Russia’s recent ostentatious troop movement always looked like grandstanding by a country that has given up trying to be liked by and now wants the West to fear it instead.
When Vladimir Putin sent troops and hardware into eastern Ukraine seven years ago, those were secret operations that are still denied to this day. However, this time, Russia seems more intent on sending signals rather than soldiers.
Another angle to the whole issue is the recent reinforcements in eastern Ukraine by Kiev government and the recent Russian actions are seen to avert any move to retake areas controlled by Russian-backed militants, by Kiev.
One senior Kremlin official has warned that such military action would be “the beginning of the end of Ukraine”, whose government was children “playing with matches”.
Moreover, Russia has another excuse to intervene in the region: some half a million people in the self-proclaimed “People’s Republics” of Donetsk and Luhansk in eastern Ukraine have been issued with Russian passports since fighting broke out in 2014. And it would be plausible for Russia to come to their rescue if these ‘republics’ faced any threat.
However, one is led to infer that the real aim of troop amassing on the Ukrainian border is not the real intention. Instead the goal is somewhat different.
It seems that Russia is trying to avert the tough, new sanctions that the Biden administration is threatening in retaliation for Russia’s election meddling, hacking attacks and more.
Last week, the US president signed an order to introduce sanctions against Russia. In particular, the US prohibits its companies from buying Russian state bonds issued by the Central Bank, National Wealth Fund or the Finance Ministry after June 14, 2021. Washington also imposed sanctions against 16 organisations and 16 individuals allegedly involved in meddling in US elections. The sanctions also covered eight people and companies, connected to Crimea, including members of the regional government. Besides, the US expelled 10 diplomats working in the Russian Embassy in Washington. Which started a series of expulsions by Russia and Czech republic, as tit for tat.
This game of sanctions and offer to hold a summit simultaneously is perplexing for Moscow and international community, both. Moscow considers it strange to impose sanctions and simultaneously offer to deepen the dialogue on strategic stability.
Mr Putin’s intentions may become clearer next week when he’s due to make his annual “state of the nation” address, a podium he’s often used for sabre-rattling against the West.
But the call from Joe Biden may have given him chance to pull back from this particular fight. The US has also decided to cancel sending two US warships to the Black Sea, a move which is seen as being conciliatory.
Kremlin spokesman Dmitry Peskov has said that Moscow will act out of the principle of reciprocity towards Washington and its sanctions. According to Peskov, the new sanctions will not facilitate the summit proposed by Biden.

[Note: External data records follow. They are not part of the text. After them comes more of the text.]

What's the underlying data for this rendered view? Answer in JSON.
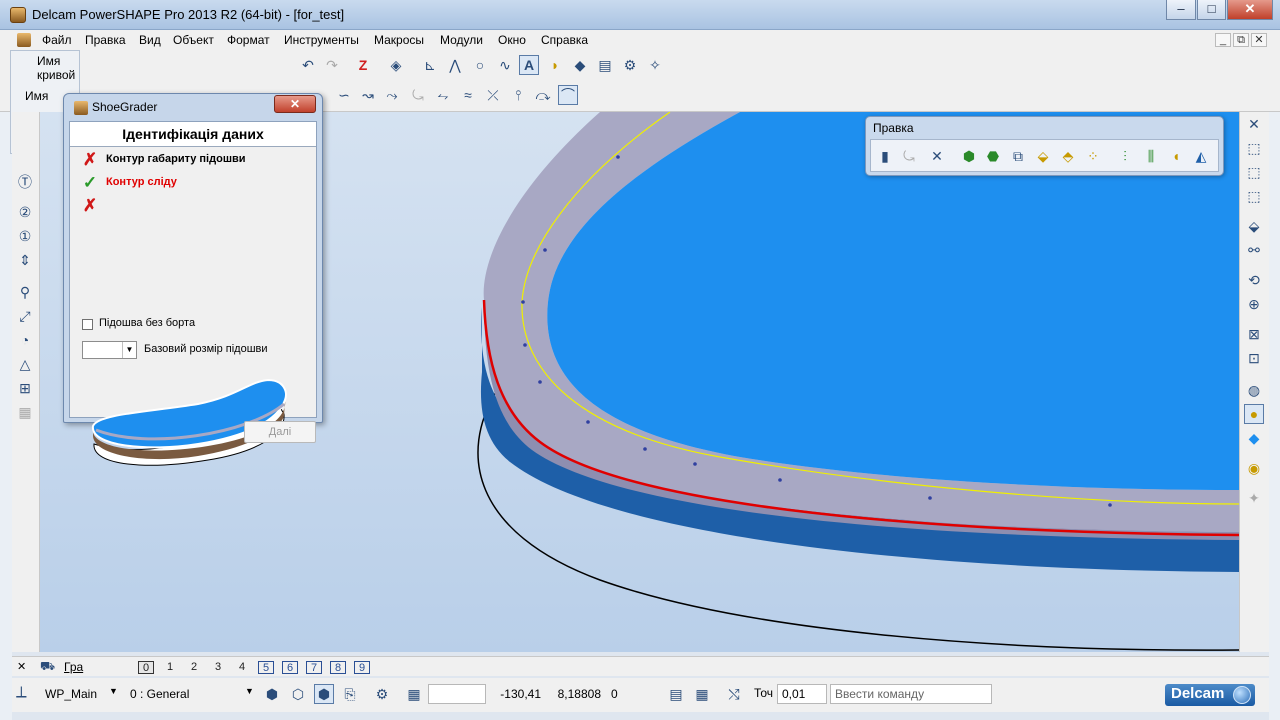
{
  "window": {
    "title": "Delcam PowerSHAPE Pro 2013 R2 (64-bit) - [for_test]",
    "minimize": "–",
    "maximize": "□",
    "close": "✕"
  },
  "menu": [
    "Файл",
    "Правка",
    "Вид",
    "Объект",
    "Формат",
    "Инструменты",
    "Макросы",
    "Модули",
    "Окно",
    "Справка"
  ],
  "mdi_controls": [
    "_",
    "⧉",
    "✕"
  ],
  "curve_panel": {
    "title": "Имя кривой",
    "name_label": "Имя"
  },
  "dialog": {
    "title": "ShoeGrader",
    "close": "✕",
    "heading": "Ідентифікація даних",
    "items": [
      {
        "label": "Контур габариту підошви",
        "status": "error",
        "color": "#000000"
      },
      {
        "label": "Контур сліду",
        "status": "ok",
        "color": "#e00000"
      },
      {
        "label": "",
        "status": "error",
        "color": "#b0b0b0"
      }
    ],
    "checkbox_label": "Підошва без борта",
    "checkbox_checked": false,
    "combo_value": "",
    "combo_label": "Базовий розмір підошви",
    "next_button": "Далі"
  },
  "edit_panel": {
    "title": "Правка"
  },
  "levels": {
    "gra_label": "Гра",
    "items": [
      "0",
      "1",
      "2",
      "3",
      "4",
      "5",
      "6",
      "7",
      "8",
      "9"
    ]
  },
  "status": {
    "workplane": "WP_Main",
    "level": "0  : General",
    "x": "-130,41",
    "y": "8,18808",
    "z": "0",
    "tol_label": "Точ",
    "tol_value": "0,01",
    "command_placeholder": "Ввести команду",
    "brand": "Delcam"
  },
  "colors": {
    "model_blue": "#1e8fef",
    "contour_red": "#e00000",
    "contour_yellow": "#f0f000",
    "wall_grey": "#a8a8c4"
  }
}
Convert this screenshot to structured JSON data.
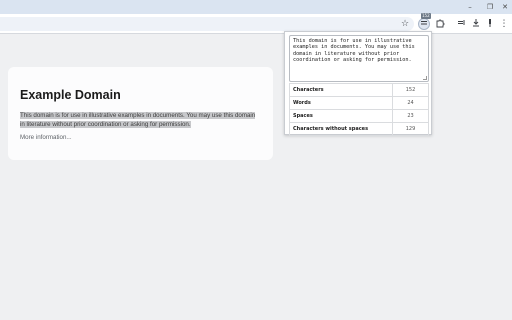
{
  "window": {
    "controls": {
      "minimize": "–",
      "restore": "❐",
      "close": "✕"
    }
  },
  "toolbar": {
    "icons": [
      "star-icon",
      "word-counter-extension-icon",
      "puzzle-extensions-icon",
      "media-control-icon",
      "download-icon",
      "pin-icon",
      "more-menu-icon"
    ],
    "extension_badge": "152"
  },
  "page": {
    "heading": "Example Domain",
    "paragraph": "This domain is for use in illustrative examples in documents. You may use this domain in literature without prior coordination or asking for permission.",
    "link": "More information..."
  },
  "popup": {
    "textarea_value": "This domain is for use in illustrative examples in documents. You may use this domain in literature without prior coordination or asking for permission.",
    "stats": [
      {
        "label": "Characters",
        "value": "152"
      },
      {
        "label": "Words",
        "value": "24"
      },
      {
        "label": "Spaces",
        "value": "23"
      },
      {
        "label": "Characters without spaces",
        "value": "129"
      }
    ]
  },
  "colors": {
    "titlebar": "#dae4f1",
    "page_background": "#eff0f2",
    "selection_highlight": "#c7c8cb"
  }
}
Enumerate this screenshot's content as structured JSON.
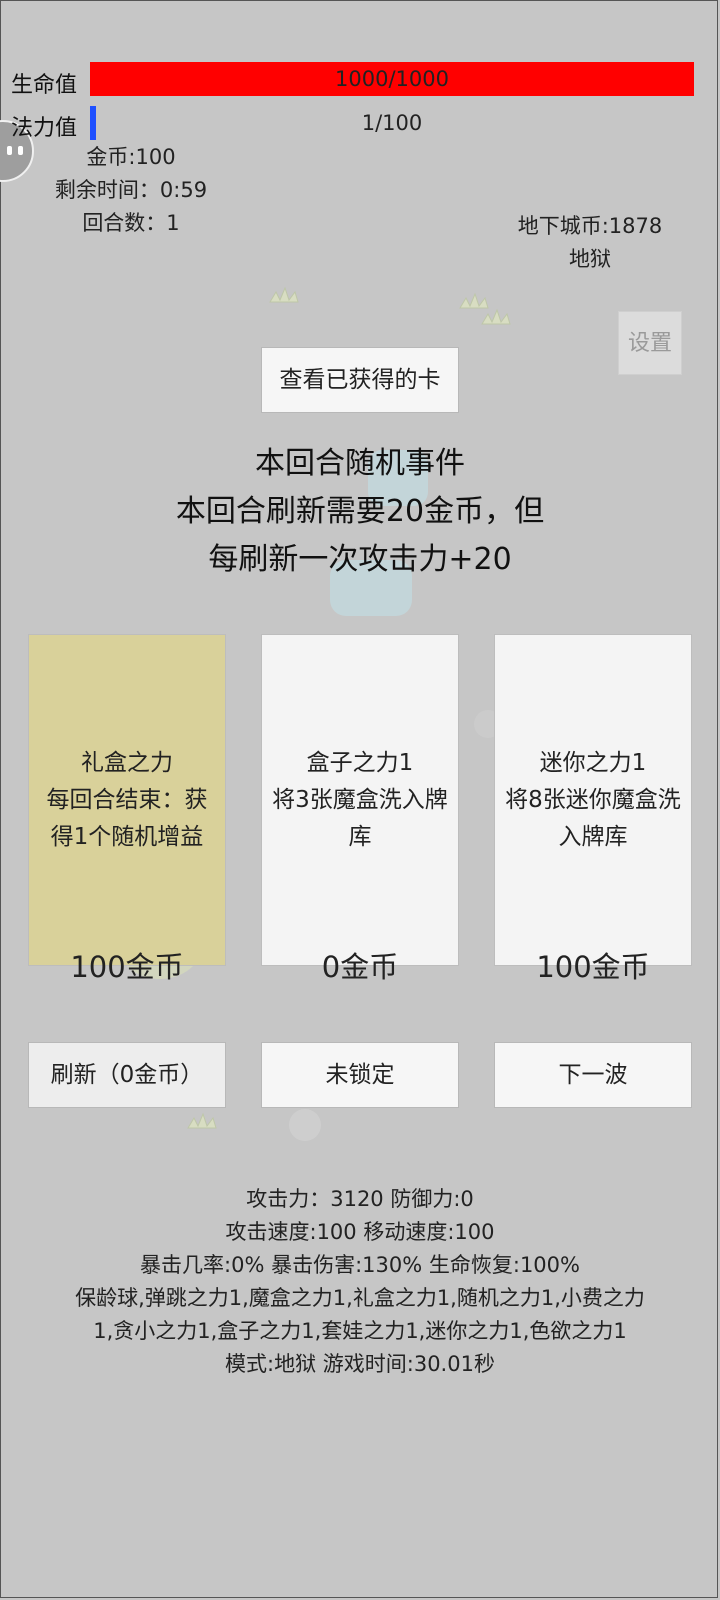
{
  "hud": {
    "hp_label": "生命值",
    "hp_value": "1000/1000",
    "hp_fraction": 1.0,
    "mp_label": "法力值",
    "mp_value": "1/100",
    "mp_fraction": 0.01,
    "gold": "金币:100",
    "time_left": "剩余时间：0:59",
    "round": "回合数：1",
    "dungeon_coins": "地下城币:1878",
    "difficulty": "地狱"
  },
  "settings_label": "设置",
  "view_cards_label": "查看已获得的卡",
  "event": {
    "line1": "本回合随机事件",
    "line2": "本回合刷新需要20金币，但",
    "line3": "每刷新一次攻击力+20"
  },
  "cards": [
    {
      "text": "礼盒之力\n每回合结束：获\n得1个随机增益",
      "price": "100金币",
      "bg": "#d9d19a"
    },
    {
      "text": "盒子之力1\n将3张魔盒洗入牌\n库",
      "price": "0金币",
      "bg": "#f4f4f4"
    },
    {
      "text": "迷你之力1\n将8张迷你魔盒洗\n入牌库",
      "price": "100金币",
      "bg": "#f4f4f4"
    }
  ],
  "actions": {
    "refresh": "刷新（0金币）",
    "lock": "未锁定",
    "next_wave": "下一波"
  },
  "stats": {
    "line1": "攻击力：3120 防御力:0",
    "line2": "攻击速度:100 移动速度:100",
    "line3": "暴击几率:0% 暴击伤害:130% 生命恢复:100%",
    "line4": "保龄球,弹跳之力1,魔盒之力1,礼盒之力1,随机之力1,小费之力",
    "line5": "1,贪小之力1,盒子之力1,套娃之力1,迷你之力1,色欲之力1",
    "line6": "模式:地狱 游戏时间:30.01秒"
  },
  "colors": {
    "background": "#c6c6c6",
    "hp": "#ff0000",
    "mp": "#1e50ff",
    "selected_card": "#d9d19a"
  },
  "icons": [
    "avatar-icon",
    "grass-sprite",
    "slime-sprite"
  ]
}
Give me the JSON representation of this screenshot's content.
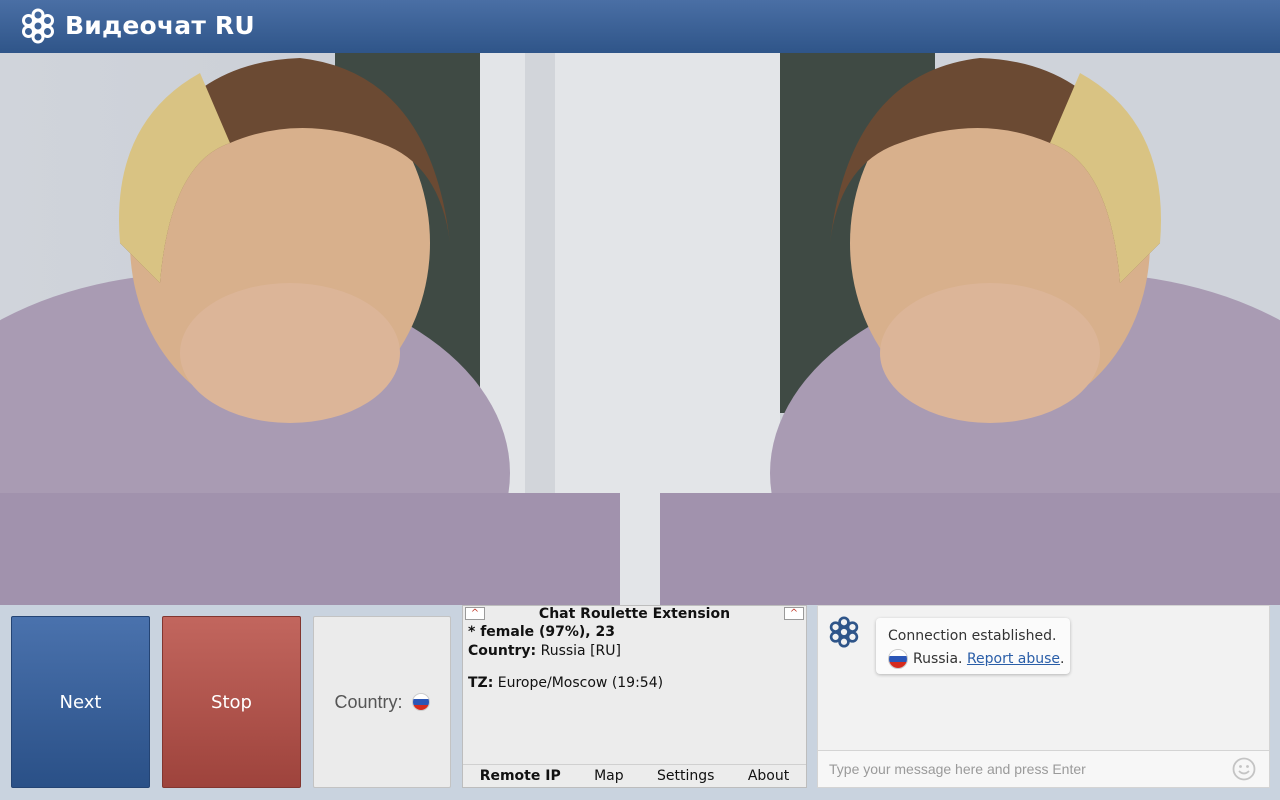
{
  "app": {
    "title": "Видеочат RU"
  },
  "controls": {
    "next_label": "Next",
    "stop_label": "Stop",
    "country_label": "Country:",
    "country_flag": "russia-flag"
  },
  "extension": {
    "title": "Chat Roulette Extension",
    "collapse_symbol": "^",
    "gender_line": "* female (97%), 23",
    "country_key": "Country:",
    "country_value": " Russia [RU]",
    "tz_key": "TZ:",
    "tz_value": " Europe/Moscow (19:54)",
    "tabs": [
      {
        "label": "Remote IP",
        "active": true
      },
      {
        "label": "Map",
        "active": false
      },
      {
        "label": "Settings",
        "active": false
      },
      {
        "label": "About",
        "active": false
      }
    ]
  },
  "chat": {
    "status": "Connection established.",
    "country": "Russia.",
    "report_link": "Report abuse",
    "report_suffix": ".",
    "input_placeholder": "Type your message here and press Enter"
  },
  "colors": {
    "header": "#3b619a",
    "next_button": "#3a619b",
    "stop_button": "#b0554e",
    "link": "#2a5ea8"
  }
}
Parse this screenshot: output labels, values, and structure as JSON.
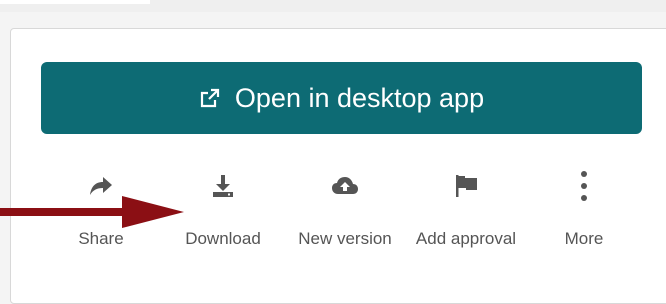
{
  "open_button": {
    "label": "Open in desktop app",
    "icon": "external-link-icon",
    "color": "#0d6b74"
  },
  "actions": [
    {
      "label": "Share",
      "icon": "share-icon"
    },
    {
      "label": "Download",
      "icon": "download-icon"
    },
    {
      "label": "New version",
      "icon": "cloud-upload-icon"
    },
    {
      "label": "Add approval",
      "icon": "flag-icon"
    },
    {
      "label": "More",
      "icon": "more-vertical-icon"
    }
  ],
  "annotation": {
    "arrow_color": "#8b0f14"
  }
}
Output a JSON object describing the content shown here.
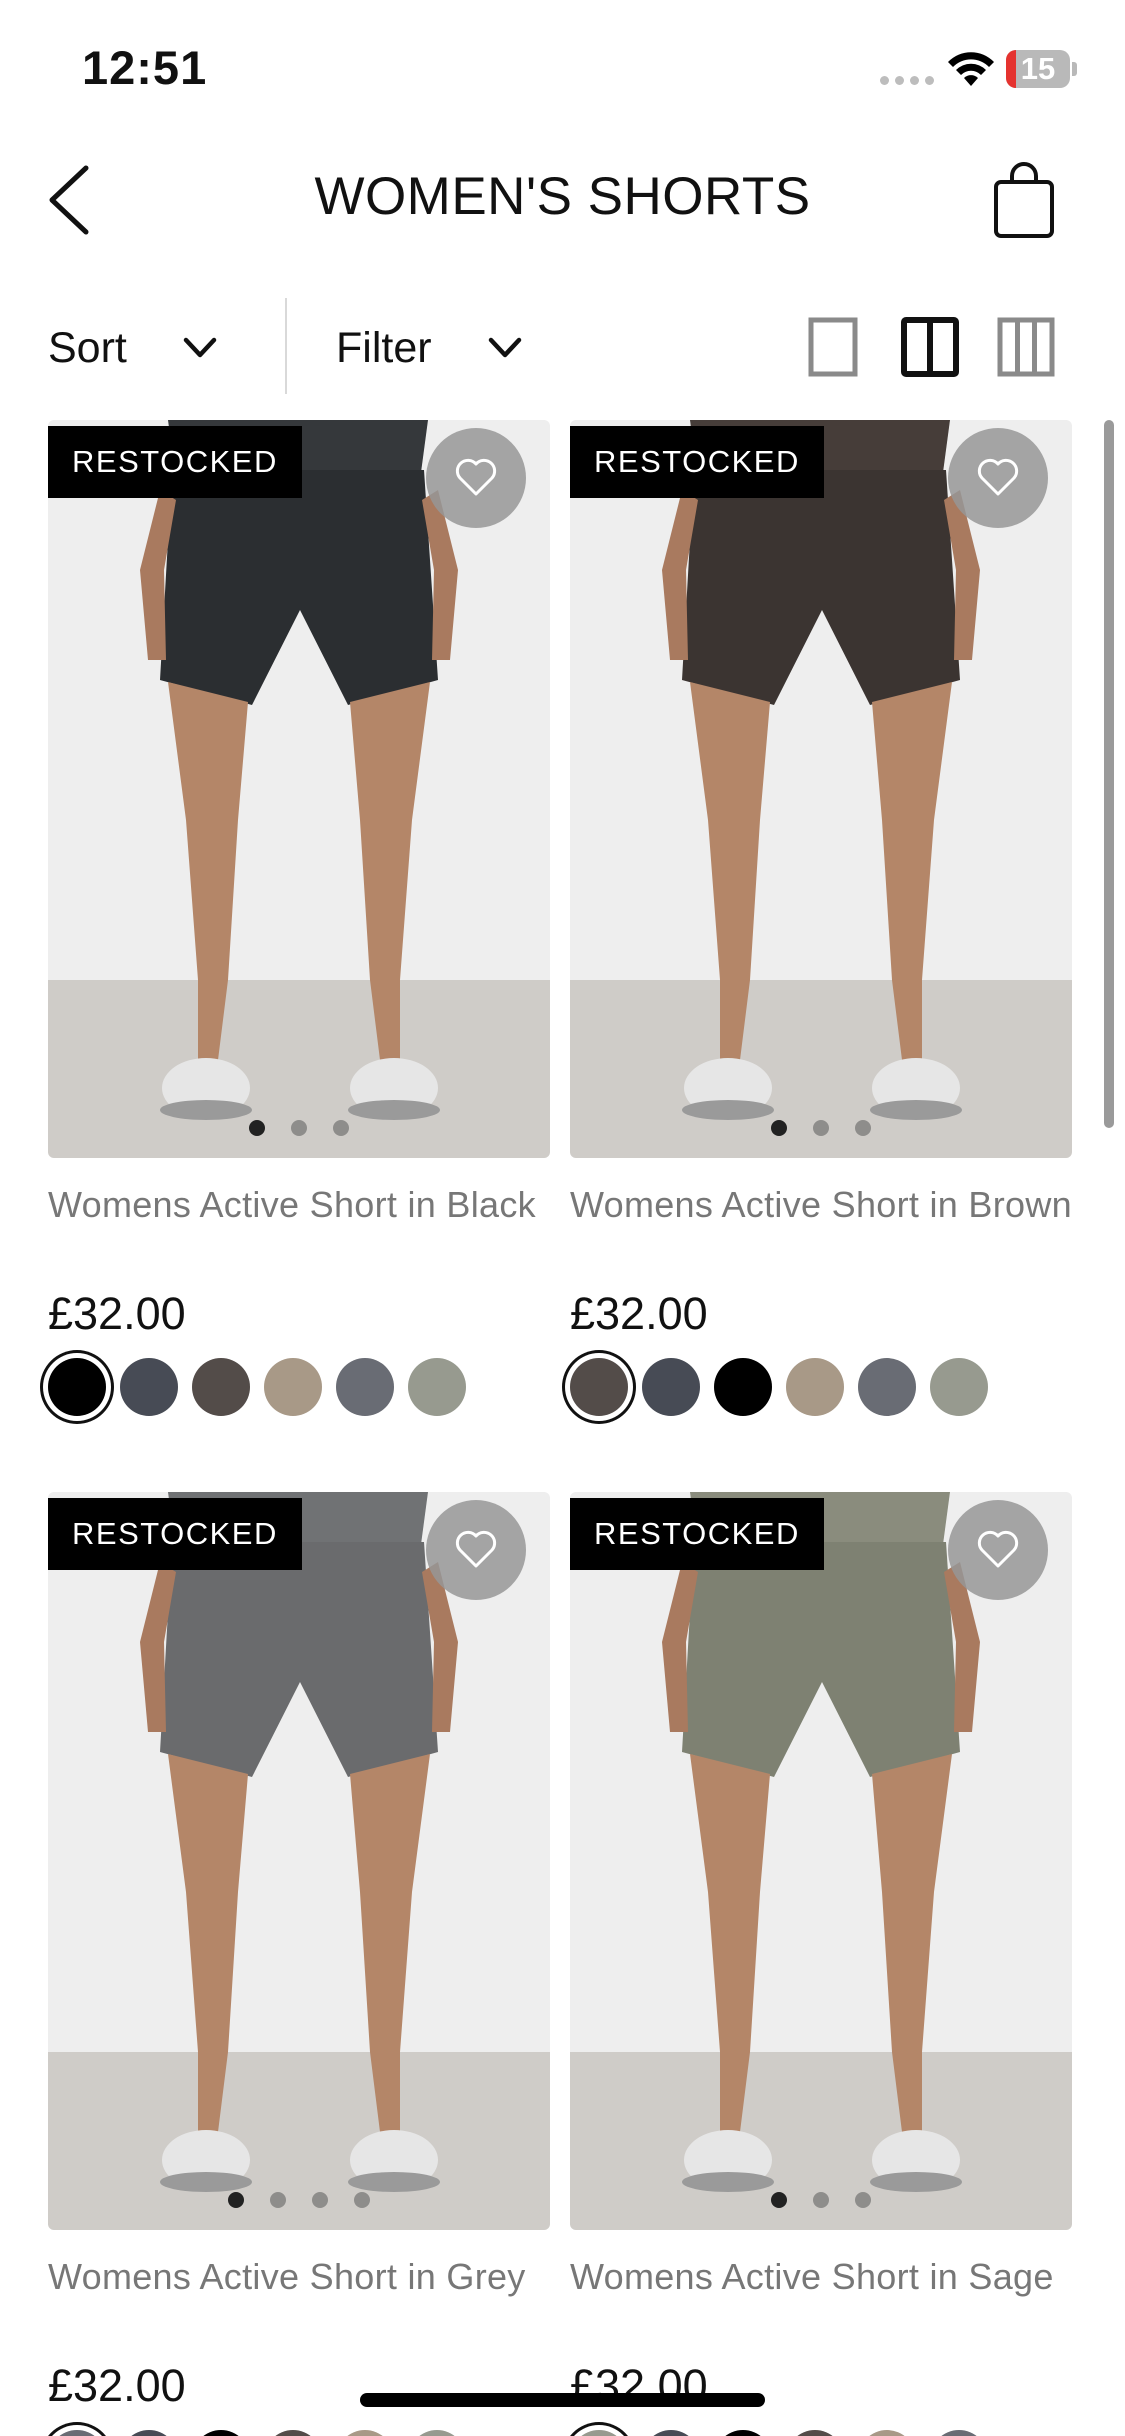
{
  "status_bar": {
    "time": "12:51",
    "battery": "15",
    "battery_fraction": 0.15,
    "battery_fill_color": "#e5332f",
    "icons": [
      "cellular-signal-icon",
      "wifi-icon",
      "battery-icon"
    ]
  },
  "header": {
    "title": "WOMEN'S SHORTS",
    "back_icon": "chevron-left-icon",
    "bag_icon": "shopping-bag-icon"
  },
  "toolbar": {
    "sort_label": "Sort",
    "filter_label": "Filter",
    "view_options": [
      "single-column-view-icon",
      "two-column-view-icon",
      "three-column-view-icon"
    ],
    "active_view": "two-column-view-icon"
  },
  "products": [
    {
      "badge": "RESTOCKED",
      "name": "Womens Active Short in Black",
      "price": "£32.00",
      "image_dots": 3,
      "active_dot": 1,
      "short_color": "#2b2e31",
      "top_color": "#35383b",
      "swatches": [
        "#000000",
        "#474b55",
        "#534c49",
        "#a89987",
        "#696c74",
        "#979a8f"
      ],
      "selected_swatch": 0
    },
    {
      "badge": "RESTOCKED",
      "name": "Womens Active Short in Brown",
      "price": "£32.00",
      "image_dots": 3,
      "active_dot": 1,
      "short_color": "#3b3431",
      "top_color": "#463d39",
      "swatches": [
        "#534c49",
        "#474b55",
        "#000000",
        "#a89987",
        "#696c74",
        "#979a8f"
      ],
      "selected_swatch": 0
    },
    {
      "badge": "RESTOCKED",
      "name": "Womens Active Short in Grey",
      "price": "£32.00",
      "image_dots": 4,
      "active_dot": 1,
      "short_color": "#6a6b6d",
      "top_color": "#707274",
      "swatches": [
        "#696c74",
        "#474b55",
        "#000000",
        "#534c49",
        "#a89987",
        "#979a8f"
      ],
      "selected_swatch": 0
    },
    {
      "badge": "RESTOCKED",
      "name": "Womens Active Short in Sage",
      "price": "£32.00",
      "image_dots": 3,
      "active_dot": 1,
      "short_color": "#7e8172",
      "top_color": "#8a8c7d",
      "swatches": [
        "#979a8f",
        "#474b55",
        "#000000",
        "#534c49",
        "#a89987",
        "#696c74"
      ],
      "selected_swatch": 0
    }
  ]
}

In the end a lot depends on how the two leaders interact at the summit and what more conciliatory and mollifying steps are taken by the two to deescalate the regional tension and work towards normalising the bilateral relationship. However, chances of a rapprochement seem too far-fetched, as each rival wants to lead the new world order.
Asad Mirza is a political commentator based in New Delhi.